Using this inspired writing device I was able to set aside my scientific views and write about the spiritual and philosophical path which I have discovered within Freemasonry and try to help my younger brethren to find it for themselves. Using Jonathan's idea of treating my thoughts as an imaginative exercise encouraged me to write a guide which simply accepts the basic premise of Freemasonry. Working the rituals can improve your soul and teach you how to become a better person. This left me free to think about the ritual steps needed to bring this about. But it means the book is unashamedly a book of spiritual Freemasonry.

You may have noticed that it is being supplied via Lewis Masonic, It offers little to the non-Mason. Indeed if you are not a Mason I warn you that the book is unlikely to appeal to you and I advise you not to bother reading it. It is totally different from any book I have ever written before. It assumes a complete knowledge of the ritual and takes for granted that any reader has experienced the degree workings within a regular lodge. It assumes you have been through the rituals and want to reflect and develop your understanding of their teaching.

I developed the material in the book as a series of Masonic lectures, some of which I did for my own lodge and some of which I recorded for the Solomon Lodge of Research in Canada.
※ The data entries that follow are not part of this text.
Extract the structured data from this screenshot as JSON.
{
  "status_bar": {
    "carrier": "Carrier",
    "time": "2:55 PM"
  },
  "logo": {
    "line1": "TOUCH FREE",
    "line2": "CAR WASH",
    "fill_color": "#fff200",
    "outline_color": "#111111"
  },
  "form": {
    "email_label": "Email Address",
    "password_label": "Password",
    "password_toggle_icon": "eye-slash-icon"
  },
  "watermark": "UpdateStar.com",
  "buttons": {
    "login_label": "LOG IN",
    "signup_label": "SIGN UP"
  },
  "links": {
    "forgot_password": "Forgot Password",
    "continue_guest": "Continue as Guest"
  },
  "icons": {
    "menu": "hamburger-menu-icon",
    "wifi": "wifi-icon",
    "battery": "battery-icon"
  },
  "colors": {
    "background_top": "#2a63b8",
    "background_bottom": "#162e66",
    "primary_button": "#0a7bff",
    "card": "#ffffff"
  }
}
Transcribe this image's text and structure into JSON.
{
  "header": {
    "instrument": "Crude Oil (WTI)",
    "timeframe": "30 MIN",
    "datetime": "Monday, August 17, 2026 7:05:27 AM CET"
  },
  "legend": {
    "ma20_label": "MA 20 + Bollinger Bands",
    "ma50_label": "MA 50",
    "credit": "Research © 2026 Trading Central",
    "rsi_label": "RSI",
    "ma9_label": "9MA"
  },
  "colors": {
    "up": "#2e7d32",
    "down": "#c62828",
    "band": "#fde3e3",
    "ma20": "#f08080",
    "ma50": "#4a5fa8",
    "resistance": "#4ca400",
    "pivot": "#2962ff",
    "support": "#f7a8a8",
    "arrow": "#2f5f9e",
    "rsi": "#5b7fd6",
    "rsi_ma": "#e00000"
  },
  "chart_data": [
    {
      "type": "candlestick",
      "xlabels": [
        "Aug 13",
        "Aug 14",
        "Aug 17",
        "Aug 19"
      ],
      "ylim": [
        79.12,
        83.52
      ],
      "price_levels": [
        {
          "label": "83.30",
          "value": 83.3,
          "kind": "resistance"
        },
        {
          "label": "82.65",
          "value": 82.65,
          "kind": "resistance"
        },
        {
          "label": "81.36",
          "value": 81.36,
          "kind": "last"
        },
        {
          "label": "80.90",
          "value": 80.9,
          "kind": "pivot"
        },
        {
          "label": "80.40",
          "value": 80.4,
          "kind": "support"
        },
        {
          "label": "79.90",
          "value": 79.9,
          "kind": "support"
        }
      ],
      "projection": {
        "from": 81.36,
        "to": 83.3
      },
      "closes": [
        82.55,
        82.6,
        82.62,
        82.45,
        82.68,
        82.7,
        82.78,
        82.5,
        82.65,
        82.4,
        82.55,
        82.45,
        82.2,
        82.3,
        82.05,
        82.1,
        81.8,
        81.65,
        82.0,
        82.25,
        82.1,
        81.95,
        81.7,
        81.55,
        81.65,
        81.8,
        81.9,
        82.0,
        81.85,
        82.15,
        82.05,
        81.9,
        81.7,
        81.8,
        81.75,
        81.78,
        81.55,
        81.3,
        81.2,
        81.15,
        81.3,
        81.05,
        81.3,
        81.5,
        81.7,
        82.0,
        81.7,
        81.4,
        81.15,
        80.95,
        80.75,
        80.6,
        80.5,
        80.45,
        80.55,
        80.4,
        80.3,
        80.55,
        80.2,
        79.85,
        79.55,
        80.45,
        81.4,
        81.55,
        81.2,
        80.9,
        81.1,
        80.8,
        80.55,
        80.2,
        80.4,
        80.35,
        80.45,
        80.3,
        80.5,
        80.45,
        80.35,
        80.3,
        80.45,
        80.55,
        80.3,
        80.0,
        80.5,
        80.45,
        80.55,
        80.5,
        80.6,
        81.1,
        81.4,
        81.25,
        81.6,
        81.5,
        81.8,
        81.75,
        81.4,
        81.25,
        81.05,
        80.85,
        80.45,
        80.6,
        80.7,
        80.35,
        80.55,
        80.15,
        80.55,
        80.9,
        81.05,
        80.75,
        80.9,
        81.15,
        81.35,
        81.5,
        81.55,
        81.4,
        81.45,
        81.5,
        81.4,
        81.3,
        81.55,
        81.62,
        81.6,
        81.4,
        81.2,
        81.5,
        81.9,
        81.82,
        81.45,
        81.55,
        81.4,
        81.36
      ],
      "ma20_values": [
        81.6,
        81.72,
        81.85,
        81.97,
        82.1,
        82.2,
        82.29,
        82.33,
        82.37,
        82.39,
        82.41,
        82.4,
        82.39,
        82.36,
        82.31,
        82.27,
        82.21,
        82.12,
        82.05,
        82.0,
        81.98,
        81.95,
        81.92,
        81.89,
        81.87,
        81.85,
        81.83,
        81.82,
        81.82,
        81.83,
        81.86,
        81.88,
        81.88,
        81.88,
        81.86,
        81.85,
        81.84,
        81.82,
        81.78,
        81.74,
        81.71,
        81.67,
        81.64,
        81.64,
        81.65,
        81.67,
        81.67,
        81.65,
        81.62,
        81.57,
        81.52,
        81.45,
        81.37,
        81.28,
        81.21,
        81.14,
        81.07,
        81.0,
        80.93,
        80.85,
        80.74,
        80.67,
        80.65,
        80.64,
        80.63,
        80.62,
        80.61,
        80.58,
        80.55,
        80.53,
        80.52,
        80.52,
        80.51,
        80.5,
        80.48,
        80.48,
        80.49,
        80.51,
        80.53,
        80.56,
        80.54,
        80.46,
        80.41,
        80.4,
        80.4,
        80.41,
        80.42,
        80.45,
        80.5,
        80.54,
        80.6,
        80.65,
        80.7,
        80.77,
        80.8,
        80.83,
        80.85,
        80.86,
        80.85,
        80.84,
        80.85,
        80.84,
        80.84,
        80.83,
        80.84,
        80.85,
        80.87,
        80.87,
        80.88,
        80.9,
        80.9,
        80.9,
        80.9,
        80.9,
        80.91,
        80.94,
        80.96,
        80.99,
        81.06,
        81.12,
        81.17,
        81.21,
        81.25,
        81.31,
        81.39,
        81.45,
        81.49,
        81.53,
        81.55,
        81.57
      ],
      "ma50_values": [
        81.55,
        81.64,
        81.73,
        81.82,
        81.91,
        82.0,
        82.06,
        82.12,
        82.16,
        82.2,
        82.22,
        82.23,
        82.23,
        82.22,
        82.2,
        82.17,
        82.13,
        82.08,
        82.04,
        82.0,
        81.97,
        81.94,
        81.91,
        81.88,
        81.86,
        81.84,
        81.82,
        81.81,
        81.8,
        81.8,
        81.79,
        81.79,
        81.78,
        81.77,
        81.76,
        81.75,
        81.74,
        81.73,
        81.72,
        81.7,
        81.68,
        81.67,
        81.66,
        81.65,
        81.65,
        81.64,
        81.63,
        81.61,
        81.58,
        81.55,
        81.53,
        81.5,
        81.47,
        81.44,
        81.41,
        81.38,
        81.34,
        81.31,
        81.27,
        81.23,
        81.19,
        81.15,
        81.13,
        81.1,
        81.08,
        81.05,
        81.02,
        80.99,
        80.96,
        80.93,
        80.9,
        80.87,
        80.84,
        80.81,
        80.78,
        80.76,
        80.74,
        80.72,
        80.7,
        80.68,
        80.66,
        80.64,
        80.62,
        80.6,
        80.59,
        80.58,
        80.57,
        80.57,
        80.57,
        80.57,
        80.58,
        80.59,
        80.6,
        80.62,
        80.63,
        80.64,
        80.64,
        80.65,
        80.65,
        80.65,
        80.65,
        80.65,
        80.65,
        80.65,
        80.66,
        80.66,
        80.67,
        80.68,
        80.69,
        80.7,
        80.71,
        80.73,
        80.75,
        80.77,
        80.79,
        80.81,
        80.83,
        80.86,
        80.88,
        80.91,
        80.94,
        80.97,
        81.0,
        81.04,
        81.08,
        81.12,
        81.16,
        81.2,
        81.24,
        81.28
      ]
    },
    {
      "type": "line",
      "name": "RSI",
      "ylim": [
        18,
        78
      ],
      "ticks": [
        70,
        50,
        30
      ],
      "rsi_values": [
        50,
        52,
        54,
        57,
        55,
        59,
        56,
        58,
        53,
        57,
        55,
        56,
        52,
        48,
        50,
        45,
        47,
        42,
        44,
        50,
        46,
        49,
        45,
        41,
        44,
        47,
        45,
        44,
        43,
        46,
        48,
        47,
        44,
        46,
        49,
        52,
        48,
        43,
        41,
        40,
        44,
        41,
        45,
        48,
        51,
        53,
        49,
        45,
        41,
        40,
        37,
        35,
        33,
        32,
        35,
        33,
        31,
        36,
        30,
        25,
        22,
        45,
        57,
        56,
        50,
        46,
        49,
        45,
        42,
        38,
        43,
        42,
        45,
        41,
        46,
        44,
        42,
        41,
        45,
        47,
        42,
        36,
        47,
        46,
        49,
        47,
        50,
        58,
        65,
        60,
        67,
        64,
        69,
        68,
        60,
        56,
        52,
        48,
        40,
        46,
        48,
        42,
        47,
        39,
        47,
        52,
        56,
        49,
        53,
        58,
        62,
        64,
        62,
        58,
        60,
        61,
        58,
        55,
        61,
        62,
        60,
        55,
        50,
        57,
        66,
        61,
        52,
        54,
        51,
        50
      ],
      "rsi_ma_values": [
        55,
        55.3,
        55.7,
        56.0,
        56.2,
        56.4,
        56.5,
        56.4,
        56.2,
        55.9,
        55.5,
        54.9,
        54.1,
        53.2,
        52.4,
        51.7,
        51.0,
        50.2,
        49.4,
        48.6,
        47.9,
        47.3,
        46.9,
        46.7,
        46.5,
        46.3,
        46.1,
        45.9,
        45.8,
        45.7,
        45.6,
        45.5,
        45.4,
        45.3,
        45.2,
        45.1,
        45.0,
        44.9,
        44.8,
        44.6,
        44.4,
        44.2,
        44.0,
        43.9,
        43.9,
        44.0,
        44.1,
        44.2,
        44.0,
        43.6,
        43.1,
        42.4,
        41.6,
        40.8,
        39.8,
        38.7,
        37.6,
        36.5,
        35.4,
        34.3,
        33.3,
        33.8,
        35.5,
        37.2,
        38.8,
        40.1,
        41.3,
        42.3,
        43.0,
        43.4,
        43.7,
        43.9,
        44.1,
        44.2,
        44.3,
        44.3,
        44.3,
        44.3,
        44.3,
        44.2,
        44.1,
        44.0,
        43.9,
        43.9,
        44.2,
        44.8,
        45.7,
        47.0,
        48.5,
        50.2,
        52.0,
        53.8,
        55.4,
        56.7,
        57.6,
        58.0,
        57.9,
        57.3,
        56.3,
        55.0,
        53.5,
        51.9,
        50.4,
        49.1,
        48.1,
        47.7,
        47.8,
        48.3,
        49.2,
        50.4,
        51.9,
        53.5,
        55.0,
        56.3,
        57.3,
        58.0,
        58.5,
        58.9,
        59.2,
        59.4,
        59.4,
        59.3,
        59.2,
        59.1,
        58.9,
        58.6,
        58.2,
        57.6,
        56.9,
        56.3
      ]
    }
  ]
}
Since then I have delivered each of its chapters as separate lectures in and around the lodges of West Yorkshire, and listened to the feedback.

Beware, this is an indulgent and introspective book, but I do hope that it will serve to pass on to my younger brethren in the Craft, the joy and fulfillment I have experienced as a Freemason and help guide them on their own paths to the Centre.

Turning the Hiram Key was written for the world, to try and change the public attitude to our Craft. The Secret Science has been written in particular for a newly made Mason who is very dear to me, to help him grow within the Craft but also for any of my Brethren in general who feel they might benefit from deeper reflection on the meaning and content of each of our degrees.

I've tried to write a guide book for the Masonic pilgrimage through the degrees and offices of the Craft which I would have liked to have had when I first joined. And on the seventieth anniversary of the death of Walter Leslie Wilmshurst, I am pleased to be able to build on the foundations he so ably created.